The problem | What is the number of lines in these records with "chevron" in them? Answer with that number only.

Records supplied |
===============
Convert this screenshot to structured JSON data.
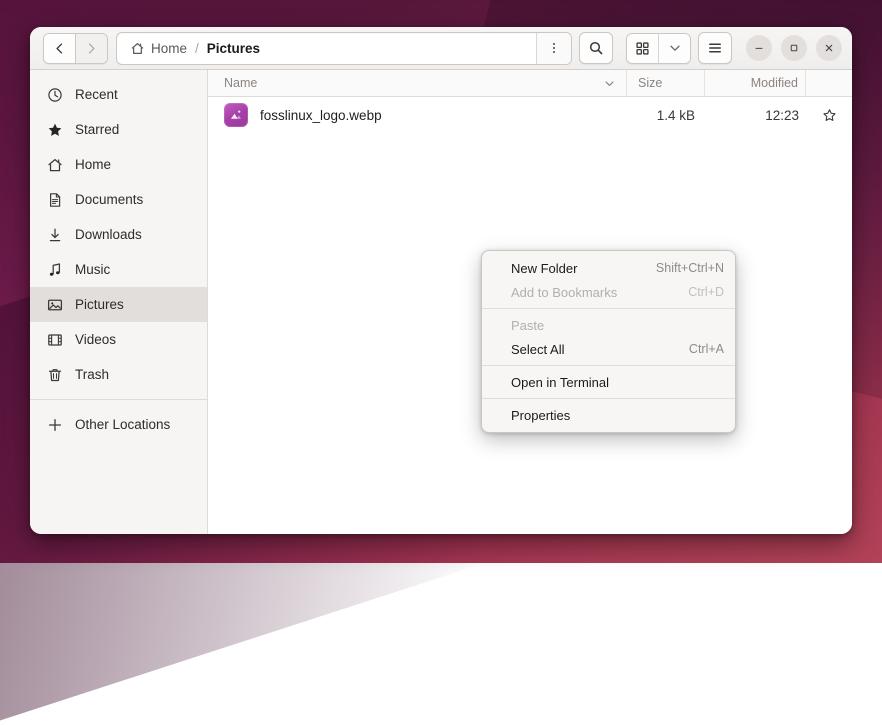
{
  "window": {
    "title": "Pictures",
    "nav": {
      "back_label": "Back",
      "forward_label": "Forward",
      "back_icon": "chevron-left-icon",
      "forward_icon": "chevron-right-icon"
    },
    "pathbar": {
      "home_icon": "home-icon",
      "crumbs": [
        {
          "label": "Home",
          "current": false
        },
        {
          "label": "Pictures",
          "current": true
        }
      ],
      "separator": "/",
      "menu_icon": "vertical-dots-icon"
    },
    "search_icon": "search-icon",
    "view": {
      "grid_icon": "grid-view-icon",
      "dropdown_icon": "chevron-down-icon",
      "hamburger_icon": "hamburger-menu-icon"
    },
    "controls": {
      "minimize": "minimize-icon",
      "maximize": "maximize-icon",
      "close": "close-icon"
    }
  },
  "sidebar": {
    "items": [
      {
        "label": "Recent",
        "icon": "clock-icon",
        "selected": false
      },
      {
        "label": "Starred",
        "icon": "star-icon",
        "selected": false
      },
      {
        "label": "Home",
        "icon": "home-icon",
        "selected": false
      },
      {
        "label": "Documents",
        "icon": "document-icon",
        "selected": false
      },
      {
        "label": "Downloads",
        "icon": "download-icon",
        "selected": false
      },
      {
        "label": "Music",
        "icon": "music-icon",
        "selected": false
      },
      {
        "label": "Pictures",
        "icon": "picture-icon",
        "selected": true
      },
      {
        "label": "Videos",
        "icon": "video-icon",
        "selected": false
      },
      {
        "label": "Trash",
        "icon": "trash-icon",
        "selected": false
      },
      {
        "label": "Other Locations",
        "icon": "plus-icon",
        "selected": false
      }
    ]
  },
  "filelist": {
    "columns": {
      "name": "Name",
      "size": "Size",
      "modified": "Modified",
      "sort_icon": "chevron-down-icon"
    },
    "rows": [
      {
        "name": "fosslinux_logo.webp",
        "size": "1.4 kB",
        "modified": "12:23",
        "icon": "image-file-icon",
        "star_icon": "star-outline-icon",
        "icon_color": "#a83fa8"
      }
    ]
  },
  "context_menu": {
    "items": [
      {
        "label": "New Folder",
        "accel": "Shift+Ctrl+N",
        "disabled": false,
        "sep_after": false
      },
      {
        "label": "Add to Bookmarks",
        "accel": "Ctrl+D",
        "disabled": true,
        "sep_after": true
      },
      {
        "label": "Paste",
        "accel": "",
        "disabled": true,
        "sep_after": false
      },
      {
        "label": "Select All",
        "accel": "Ctrl+A",
        "disabled": false,
        "sep_after": true
      },
      {
        "label": "Open in Terminal",
        "accel": "",
        "disabled": false,
        "sep_after": true
      },
      {
        "label": "Properties",
        "accel": "",
        "disabled": false,
        "sep_after": false
      }
    ]
  },
  "colors": {
    "accent": "#a83fa8",
    "selection": "#e2dedb",
    "window_bg": "#ffffff",
    "sidebar_bg": "#f7f5f4",
    "header_bg": "#f3f1ef",
    "wallpaper": "#6d1f4c"
  }
}
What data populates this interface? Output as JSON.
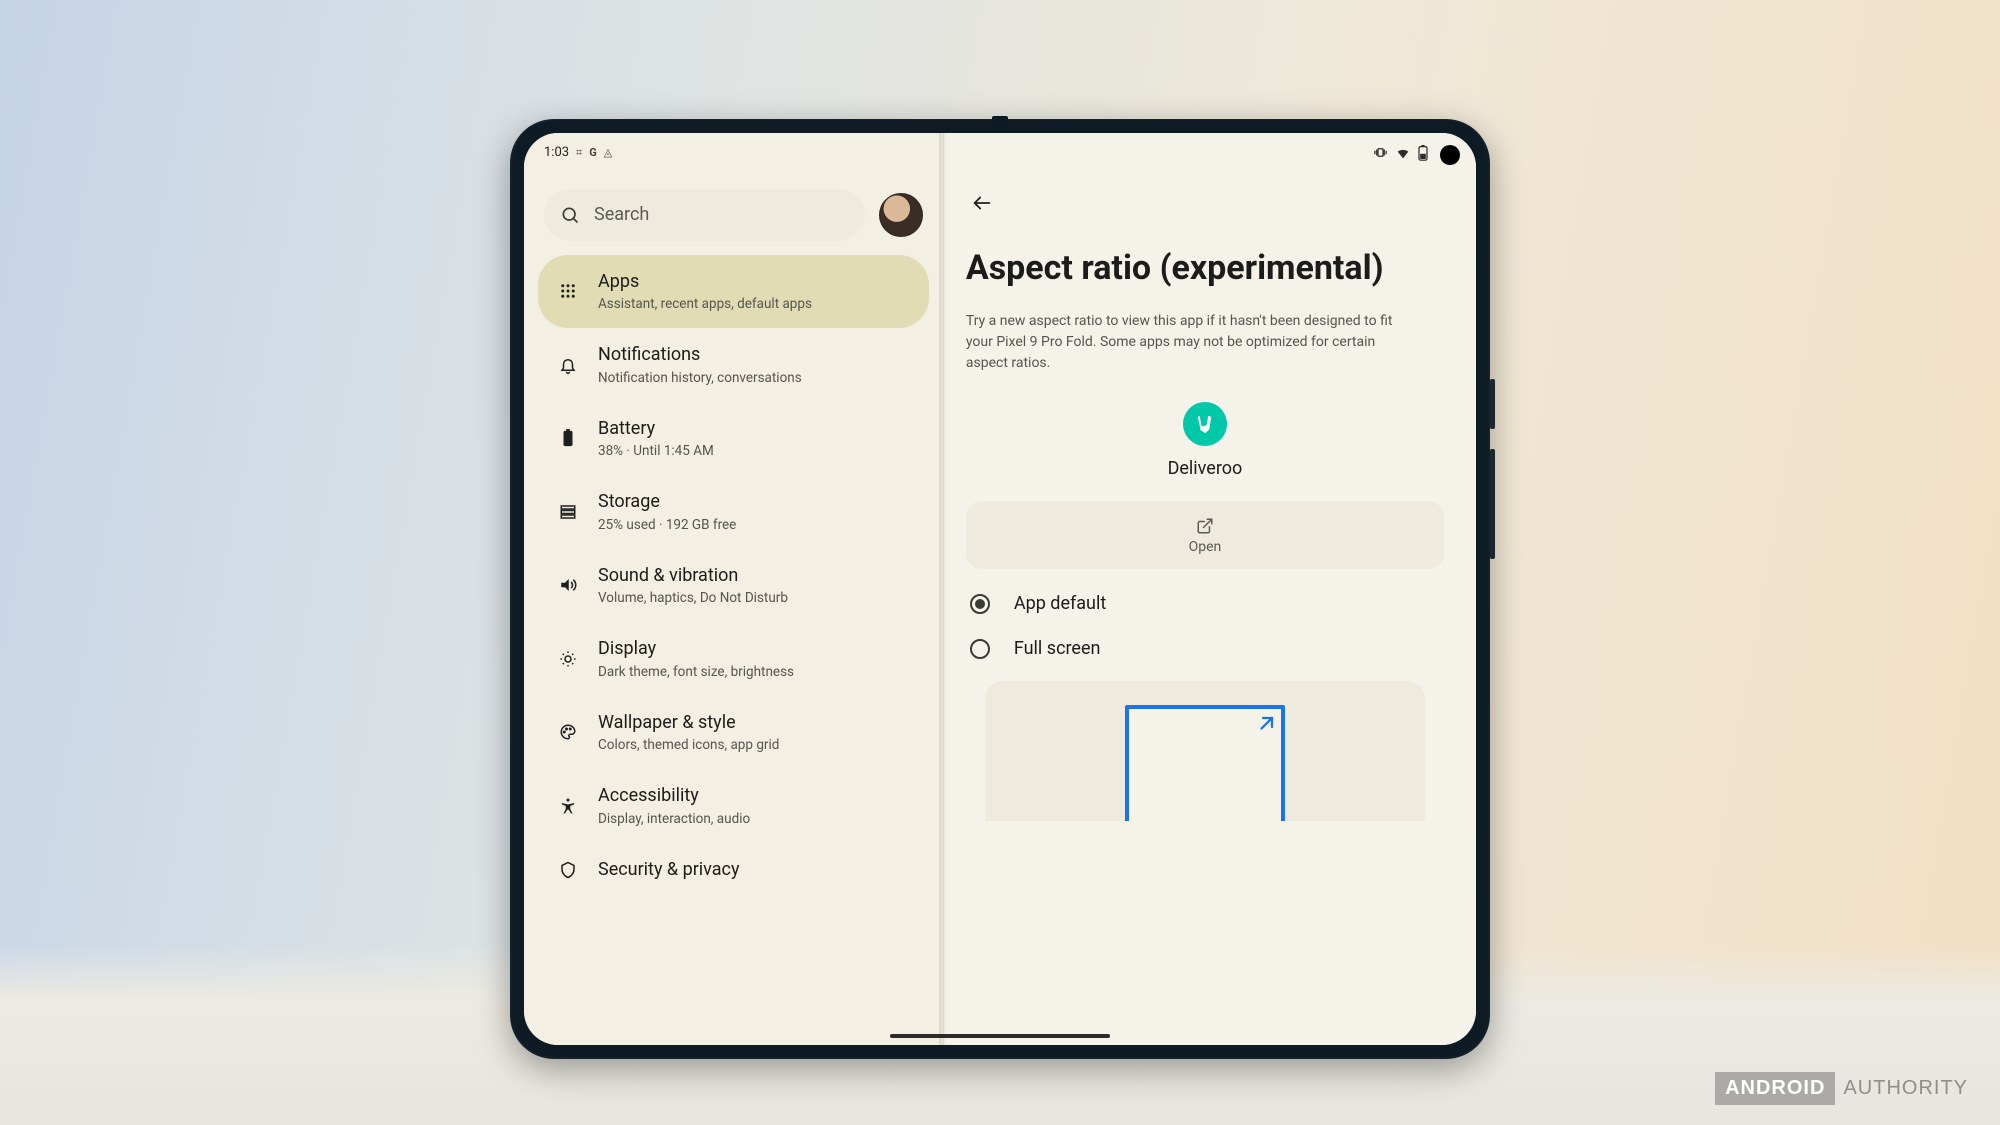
{
  "status_bar": {
    "time": "1:03",
    "left_icons": [
      "slack-icon",
      "google-icon",
      "snapseed-icon"
    ],
    "right_icons": [
      "vibrate-icon",
      "wifi-icon",
      "battery-icon"
    ]
  },
  "search": {
    "placeholder": "Search"
  },
  "settings_list": [
    {
      "icon": "apps-grid-icon",
      "title": "Apps",
      "subtitle": "Assistant, recent apps, default apps",
      "active": true
    },
    {
      "icon": "bell-icon",
      "title": "Notifications",
      "subtitle": "Notification history, conversations"
    },
    {
      "icon": "battery-icon",
      "title": "Battery",
      "subtitle": "38% · Until 1:45 AM"
    },
    {
      "icon": "storage-icon",
      "title": "Storage",
      "subtitle": "25% used · 192 GB free"
    },
    {
      "icon": "sound-icon",
      "title": "Sound & vibration",
      "subtitle": "Volume, haptics, Do Not Disturb"
    },
    {
      "icon": "display-icon",
      "title": "Display",
      "subtitle": "Dark theme, font size, brightness"
    },
    {
      "icon": "palette-icon",
      "title": "Wallpaper & style",
      "subtitle": "Colors, themed icons, app grid"
    },
    {
      "icon": "accessibility-icon",
      "title": "Accessibility",
      "subtitle": "Display, interaction, audio"
    },
    {
      "icon": "security-icon",
      "title": "Security & privacy",
      "subtitle": ""
    }
  ],
  "detail": {
    "title": "Aspect ratio (experimental)",
    "description": "Try a new aspect ratio to view this app if it hasn't been designed to fit your Pixel 9 Pro Fold. Some apps may not be optimized for certain aspect ratios.",
    "app_name": "Deliveroo",
    "open_label": "Open",
    "radio_options": [
      {
        "label": "App default",
        "selected": true
      },
      {
        "label": "Full screen",
        "selected": false
      }
    ]
  },
  "watermark": {
    "brand_boxed": "ANDROID",
    "brand_rest": "AUTHORITY"
  },
  "colors": {
    "accent_teal": "#00c8a8",
    "accent_blue": "#1a73e8",
    "active_pill": "#e1dcb4"
  }
}
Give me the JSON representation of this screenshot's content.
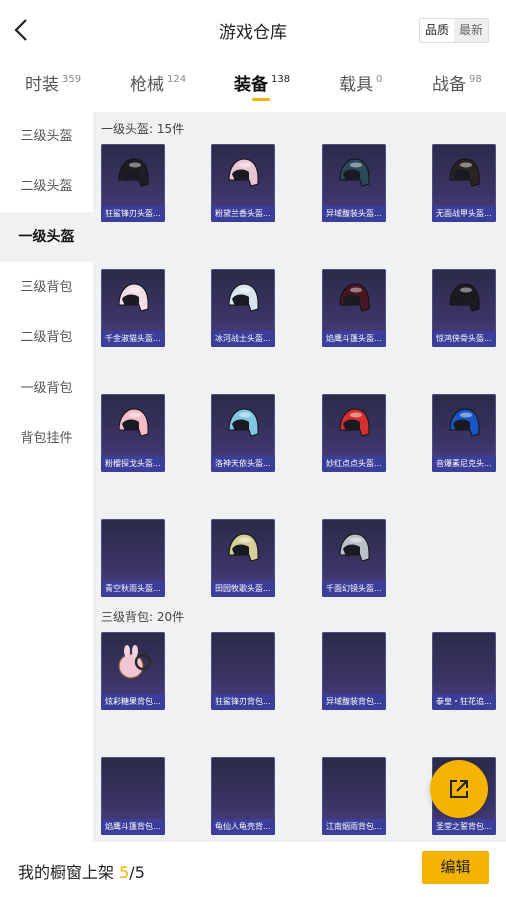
{
  "header": {
    "title": "游戏仓库",
    "back_icon": "chevron-left-icon"
  },
  "sort": {
    "quality": "品质",
    "latest": "最新",
    "selected": "品质"
  },
  "tabs": [
    {
      "label": "时装",
      "count": "359"
    },
    {
      "label": "枪械",
      "count": "124"
    },
    {
      "label": "装备",
      "count": "138",
      "active": true
    },
    {
      "label": "载具",
      "count": "0"
    },
    {
      "label": "战备",
      "count": "98"
    }
  ],
  "sidebar": [
    {
      "label": "三级头盔"
    },
    {
      "label": "二级头盔"
    },
    {
      "label": "一级头盔",
      "active": true
    },
    {
      "label": "三级背包"
    },
    {
      "label": "二级背包"
    },
    {
      "label": "一级背包"
    },
    {
      "label": "背包挂件"
    }
  ],
  "sections": [
    {
      "title": "一级头盔: 15件",
      "items": [
        {
          "name": "狂鲨锋刃头盔...",
          "color": "#1e1e24"
        },
        {
          "name": "粉黛兰香头盔...",
          "color": "#e8c6d2"
        },
        {
          "name": "异域馥装头盔...",
          "color": "#2a4a5a"
        },
        {
          "name": "无面战甲头盔...",
          "color": "#2a2522"
        },
        {
          "name": "千金淑猫头盔...",
          "color": "#f2dce6"
        },
        {
          "name": "冰河战士头盔...",
          "color": "#d8e4ef"
        },
        {
          "name": "焰鹰斗篷头盔...",
          "color": "#4a1420"
        },
        {
          "name": "惊鸿侠骨头盔...",
          "color": "#1c1c20"
        },
        {
          "name": "粉樱探戈头盔...",
          "color": "#f5bcc6"
        },
        {
          "name": "洛神天依头盔...",
          "color": "#7fc8e4"
        },
        {
          "name": "妙红点点头盔...",
          "color": "#d42f2f"
        },
        {
          "name": "音爆素尼克头...",
          "color": "#1a55c8"
        },
        {
          "name": "青空秋雨头盔...",
          "color": ""
        },
        {
          "name": "田园牧歌头盔...",
          "color": "#d4cf98"
        },
        {
          "name": "千面幻镜头盔...",
          "color": "#b9c0c6"
        }
      ]
    },
    {
      "title": "三级背包: 20件",
      "items": [
        {
          "name": "炫彩糖果背包...",
          "color": "#f1c6d4"
        },
        {
          "name": "狂鲨锋刃背包...",
          "color": ""
        },
        {
          "name": "异域馥装背包...",
          "color": ""
        },
        {
          "name": "拳皇・狂花追...",
          "color": ""
        },
        {
          "name": "焰鹰斗篷背包...",
          "color": ""
        },
        {
          "name": "龟仙人龟壳背...",
          "color": ""
        },
        {
          "name": "江南烟雨背包...",
          "color": ""
        },
        {
          "name": "圣堂之誓背包...",
          "color": ""
        }
      ]
    }
  ],
  "bottom": {
    "label": "我的橱窗上架",
    "current": "5",
    "total": "/5",
    "edit": "编辑",
    "share_icon": "share-icon"
  },
  "colors": {
    "accent": "#f5b301",
    "card_bg": "#3a3464",
    "card_label": "#3c3f9a"
  }
}
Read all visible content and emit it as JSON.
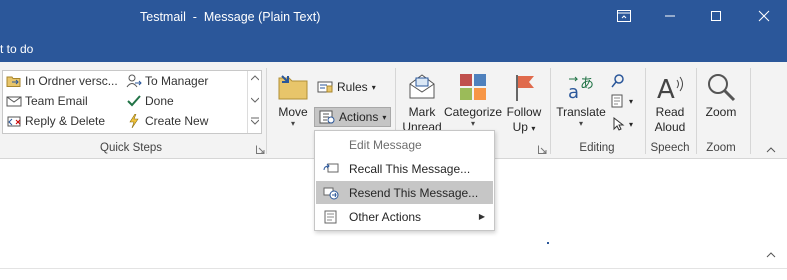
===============
Your response | 5